## About this task
Reproduce every record verbatim but drop the pictures.

[Records from a data source]
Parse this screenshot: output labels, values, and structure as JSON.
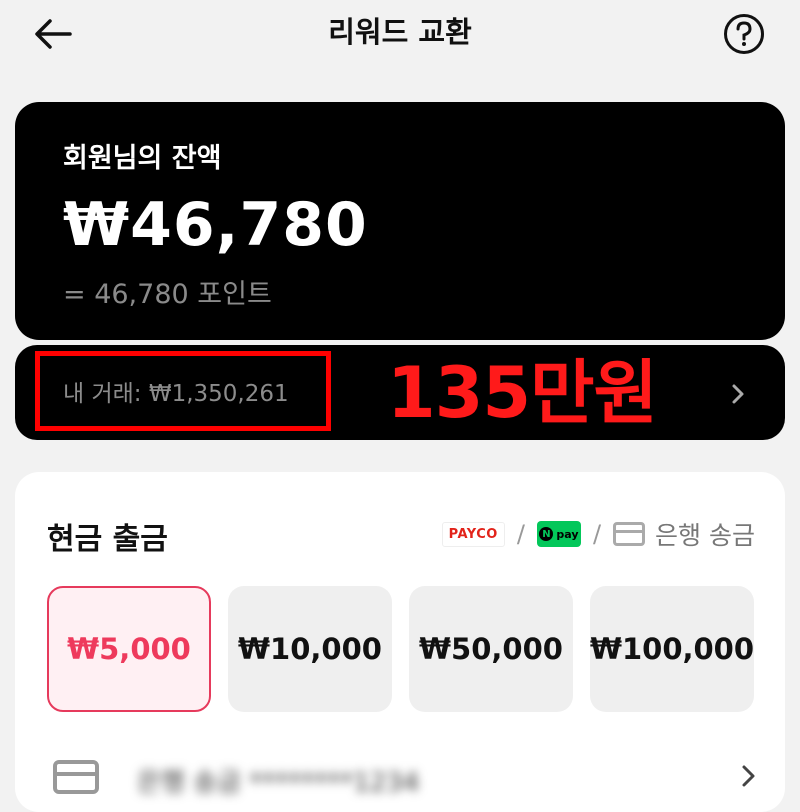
{
  "header": {
    "title": "리워드 교환"
  },
  "balance": {
    "label": "회원님의 잔액",
    "amount": "₩46,780",
    "points": "= 46,780 포인트"
  },
  "transactions": {
    "label": "내 거래: ₩1,350,261",
    "annotation": "135만원"
  },
  "cashout": {
    "title": "현금 출금",
    "methods": {
      "payco": "PAYCO",
      "npay": "pay",
      "separator": "/",
      "bank": "은행 송금"
    },
    "amounts": [
      "₩5,000",
      "₩10,000",
      "₩50,000",
      "₩100,000"
    ],
    "selected_amount": "₩5,000",
    "account_row": "은행 송금 ********1234"
  },
  "colors": {
    "card_bg": "#000000",
    "annotation_red": "#ff0000",
    "selected_pink": "#e63a5c",
    "npay_green": "#03c75a",
    "payco_red": "#e2231a"
  },
  "icons": [
    "back-arrow-icon",
    "help-icon",
    "chevron-right-icon",
    "credit-card-icon"
  ]
}
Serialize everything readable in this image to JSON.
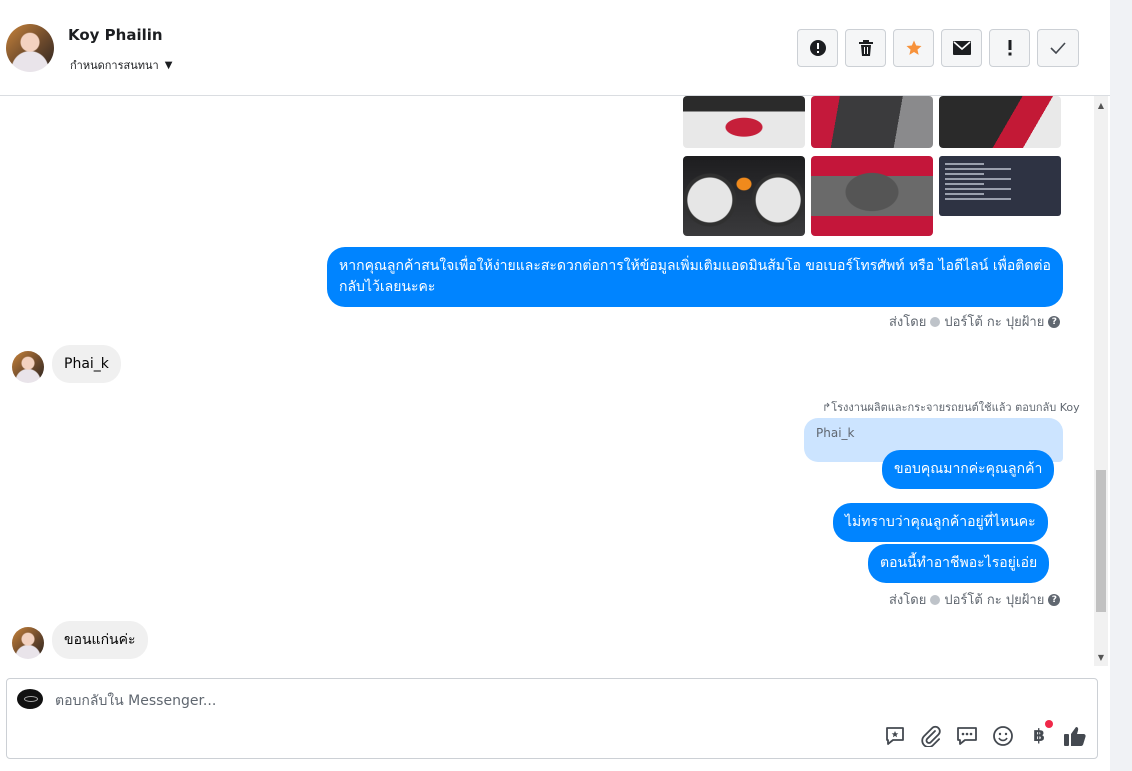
{
  "header": {
    "name": "Koy Phailin",
    "subtitle": "กำหนดการสนทนา",
    "actions": [
      "report-icon",
      "trash-icon",
      "star-icon",
      "envelope-icon",
      "exclamation-icon",
      "check-icon"
    ],
    "star_color": "#f7923b"
  },
  "messages": {
    "out1": "หากคุณลูกค้าสนใจเพื่อให้ง่ายและสะดวกต่อการให้ข้อมูลเพิ่มเติมแอดมินส้มโอ ขอเบอร์โทรศัพท์ หรือ ไอดีไลน์ เพื่อติดต่อกลับไว้เลยนะคะ",
    "sent_by_prefix": "ส่งโดย",
    "sent_by_name": "ปอร์โต้ กะ ปุยฝ้าย",
    "in1": "Phai_k",
    "reply_note": "↱โรงงานผลิตและกระจายรถยนต์ใช้แล้ว ตอบกลับ Koy",
    "quoted": "Phai_k",
    "out2": "ขอบคุณมากค่ะคุณลูกค้า",
    "out3": "ไม่ทราบว่าคุณลูกค้าอยู่ที่ไหนคะ",
    "out4": "ตอนนี้ทำอาชีพอะไรอยู่เอ่ย",
    "in2": "ขอนแก่นค่ะ"
  },
  "composer": {
    "placeholder": "ตอบกลับใน Messenger...",
    "tools": [
      "saved-reply-icon",
      "attachment-icon",
      "chat-bubbles-icon",
      "emoji-icon",
      "baht-payment-icon",
      "thumbs-up-icon"
    ],
    "baht_symbol": "฿"
  },
  "colors": {
    "outgoing": "#0084ff",
    "incoming": "#f0f0f0",
    "quoted": "#cce4ff"
  }
}
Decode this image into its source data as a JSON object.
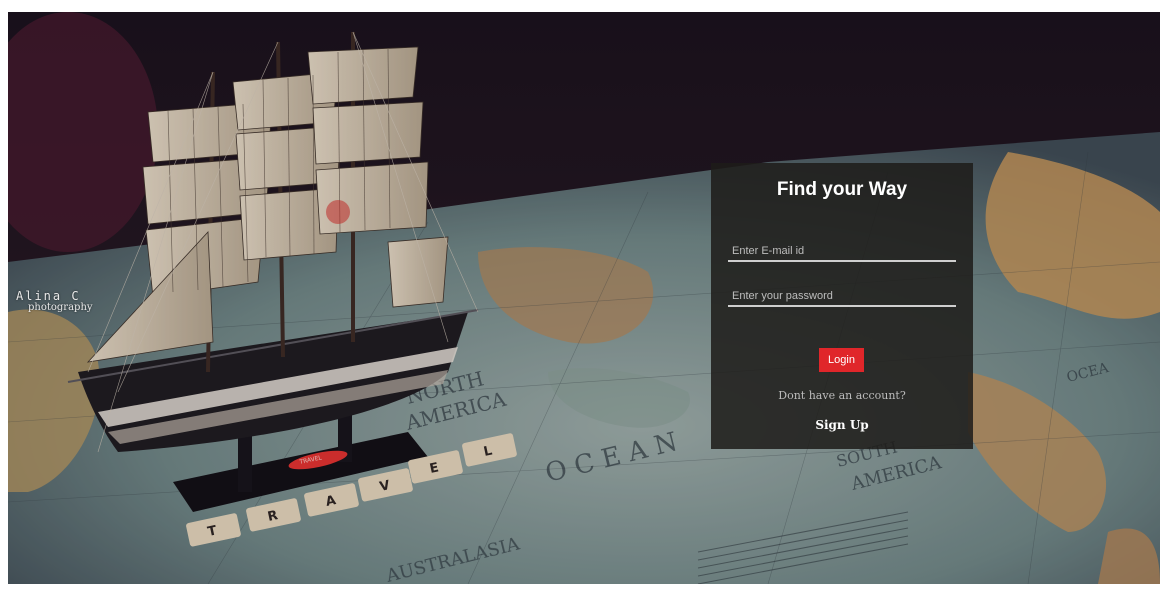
{
  "watermark": {
    "name": "Alina C",
    "subtitle": "photography"
  },
  "background": {
    "map_labels": {
      "north": "NORTH",
      "america": "AMERICA",
      "ocean": "O C E A N",
      "south": "SOUTH",
      "south_america": "AMERICA",
      "australasia": "AUSTRALASIA",
      "ocean_right": "OCEA"
    },
    "tiles": [
      "T",
      "R",
      "A",
      "V",
      "E",
      "L"
    ],
    "ship_plaque": "TRAVEL"
  },
  "login": {
    "title": "Find your Way",
    "email_placeholder": "Enter E-mail id",
    "password_placeholder": "Enter your password",
    "login_label": "Login",
    "signup_prompt": "Dont have an account?",
    "signup_label": "Sign Up"
  },
  "colors": {
    "accent": "#e0262a",
    "card_background": "#1e1c1a"
  }
}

## Response to this task
Parse this screenshot: output labels, values, and structure as JSON.
{
  "header": {
    "title": "리워드 교환"
  },
  "balance": {
    "label": "회원님의 잔액",
    "amount": "₩46,780",
    "points": "= 46,780 포인트"
  },
  "transactions": {
    "label": "내 거래: ₩1,350,261",
    "annotation": "135만원"
  },
  "cashout": {
    "title": "현금 출금",
    "methods": {
      "payco": "PAYCO",
      "npay": "pay",
      "separator": "/",
      "bank": "은행 송금"
    },
    "amounts": [
      "₩5,000",
      "₩10,000",
      "₩50,000",
      "₩100,000"
    ],
    "selected_amount": "₩5,000",
    "account_row": "은행 송금 ********1234"
  },
  "colors": {
    "card_bg": "#000000",
    "annotation_red": "#ff0000",
    "selected_pink": "#e63a5c",
    "npay_green": "#03c75a",
    "payco_red": "#e2231a"
  },
  "icons": [
    "back-arrow-icon",
    "help-icon",
    "chevron-right-icon",
    "credit-card-icon"
  ]
}
Serialize everything readable in this image to JSON.
{
  "header": {
    "name": "Koy Phailin",
    "subtitle": "กำหนดการสนทนา",
    "actions": [
      "report-icon",
      "trash-icon",
      "star-icon",
      "envelope-icon",
      "exclamation-icon",
      "check-icon"
    ],
    "star_color": "#f7923b"
  },
  "messages": {
    "out1": "หากคุณลูกค้าสนใจเพื่อให้ง่ายและสะดวกต่อการให้ข้อมูลเพิ่มเติมแอดมินส้มโอ ขอเบอร์โทรศัพท์ หรือ ไอดีไลน์ เพื่อติดต่อกลับไว้เลยนะคะ",
    "sent_by_prefix": "ส่งโดย",
    "sent_by_name": "ปอร์โต้ กะ ปุยฝ้าย",
    "in1": "Phai_k",
    "reply_note": "↱โรงงานผลิตและกระจายรถยนต์ใช้แล้ว ตอบกลับ Koy",
    "quoted": "Phai_k",
    "out2": "ขอบคุณมากค่ะคุณลูกค้า",
    "out3": "ไม่ทราบว่าคุณลูกค้าอยู่ที่ไหนคะ",
    "out4": "ตอนนี้ทำอาชีพอะไรอยู่เอ่ย",
    "in2": "ขอนแก่นค่ะ"
  },
  "composer": {
    "placeholder": "ตอบกลับใน Messenger...",
    "tools": [
      "saved-reply-icon",
      "attachment-icon",
      "chat-bubbles-icon",
      "emoji-icon",
      "baht-payment-icon",
      "thumbs-up-icon"
    ],
    "baht_symbol": "฿"
  },
  "colors": {
    "outgoing": "#0084ff",
    "incoming": "#f0f0f0",
    "quoted": "#cce4ff"
  }
}
Decode this image into its source data as a JSON object.
{
  "watermark": {
    "name": "Alina C",
    "subtitle": "photography"
  },
  "background": {
    "map_labels": {
      "north": "NORTH",
      "america": "AMERICA",
      "ocean": "O C E A N",
      "south": "SOUTH",
      "south_america": "AMERICA",
      "australasia": "AUSTRALASIA",
      "ocean_right": "OCEA"
    },
    "tiles": [
      "T",
      "R",
      "A",
      "V",
      "E",
      "L"
    ],
    "ship_plaque": "TRAVEL"
  },
  "login": {
    "title": "Find your Way",
    "email_placeholder": "Enter E-mail id",
    "password_placeholder": "Enter your password",
    "login_label": "Login",
    "signup_prompt": "Dont have an account?",
    "signup_label": "Sign Up"
  },
  "colors": {
    "accent": "#e0262a",
    "card_background": "#1e1c1a"
  }
}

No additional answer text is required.